*** Data provided
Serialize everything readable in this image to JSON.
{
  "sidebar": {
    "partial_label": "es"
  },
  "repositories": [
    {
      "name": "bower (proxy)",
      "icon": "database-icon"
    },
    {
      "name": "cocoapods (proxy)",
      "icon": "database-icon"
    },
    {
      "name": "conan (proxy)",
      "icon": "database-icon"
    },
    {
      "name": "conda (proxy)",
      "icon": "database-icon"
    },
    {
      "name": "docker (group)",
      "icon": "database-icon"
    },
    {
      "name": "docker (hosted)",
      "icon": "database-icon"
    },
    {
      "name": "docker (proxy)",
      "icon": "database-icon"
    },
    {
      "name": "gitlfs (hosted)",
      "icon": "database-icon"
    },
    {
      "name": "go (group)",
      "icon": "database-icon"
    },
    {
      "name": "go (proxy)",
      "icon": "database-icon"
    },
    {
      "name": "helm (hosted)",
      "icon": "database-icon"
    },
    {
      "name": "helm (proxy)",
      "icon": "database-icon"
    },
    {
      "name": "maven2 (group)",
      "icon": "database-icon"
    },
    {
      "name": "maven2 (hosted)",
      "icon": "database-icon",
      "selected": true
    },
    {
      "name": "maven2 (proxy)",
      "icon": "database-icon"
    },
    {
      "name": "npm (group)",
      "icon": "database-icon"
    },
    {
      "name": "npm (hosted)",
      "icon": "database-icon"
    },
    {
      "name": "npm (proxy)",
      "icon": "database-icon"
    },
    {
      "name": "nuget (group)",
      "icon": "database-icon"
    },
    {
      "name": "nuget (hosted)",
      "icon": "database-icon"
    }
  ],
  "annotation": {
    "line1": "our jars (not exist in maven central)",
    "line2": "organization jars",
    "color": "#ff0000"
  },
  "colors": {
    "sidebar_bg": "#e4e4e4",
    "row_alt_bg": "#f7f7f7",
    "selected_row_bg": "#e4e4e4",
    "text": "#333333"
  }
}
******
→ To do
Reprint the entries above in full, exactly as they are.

→ Response
Serialize everything readable in this image to JSON.
{
  "sidebar": {
    "partial_label": "es"
  },
  "repositories": [
    {
      "name": "bower (proxy)",
      "icon": "database-icon"
    },
    {
      "name": "cocoapods (proxy)",
      "icon": "database-icon"
    },
    {
      "name": "conan (proxy)",
      "icon": "database-icon"
    },
    {
      "name": "conda (proxy)",
      "icon": "database-icon"
    },
    {
      "name": "docker (group)",
      "icon": "database-icon"
    },
    {
      "name": "docker (hosted)",
      "icon": "database-icon"
    },
    {
      "name": "docker (proxy)",
      "icon": "database-icon"
    },
    {
      "name": "gitlfs (hosted)",
      "icon": "database-icon"
    },
    {
      "name": "go (group)",
      "icon": "database-icon"
    },
    {
      "name": "go (proxy)",
      "icon": "database-icon"
    },
    {
      "name": "helm (hosted)",
      "icon": "database-icon"
    },
    {
      "name": "helm (proxy)",
      "icon": "database-icon"
    },
    {
      "name": "maven2 (group)",
      "icon": "database-icon"
    },
    {
      "name": "maven2 (hosted)",
      "icon": "database-icon",
      "selected": true
    },
    {
      "name": "maven2 (proxy)",
      "icon": "database-icon"
    },
    {
      "name": "npm (group)",
      "icon": "database-icon"
    },
    {
      "name": "npm (hosted)",
      "icon": "database-icon"
    },
    {
      "name": "npm (proxy)",
      "icon": "database-icon"
    },
    {
      "name": "nuget (group)",
      "icon": "database-icon"
    },
    {
      "name": "nuget (hosted)",
      "icon": "database-icon"
    }
  ],
  "annotation": {
    "line1": "our jars (not exist in maven central)",
    "line2": "organization jars",
    "color": "#ff0000"
  },
  "colors": {
    "sidebar_bg": "#e4e4e4",
    "row_alt_bg": "#f7f7f7",
    "selected_row_bg": "#e4e4e4",
    "text": "#333333"
  }
}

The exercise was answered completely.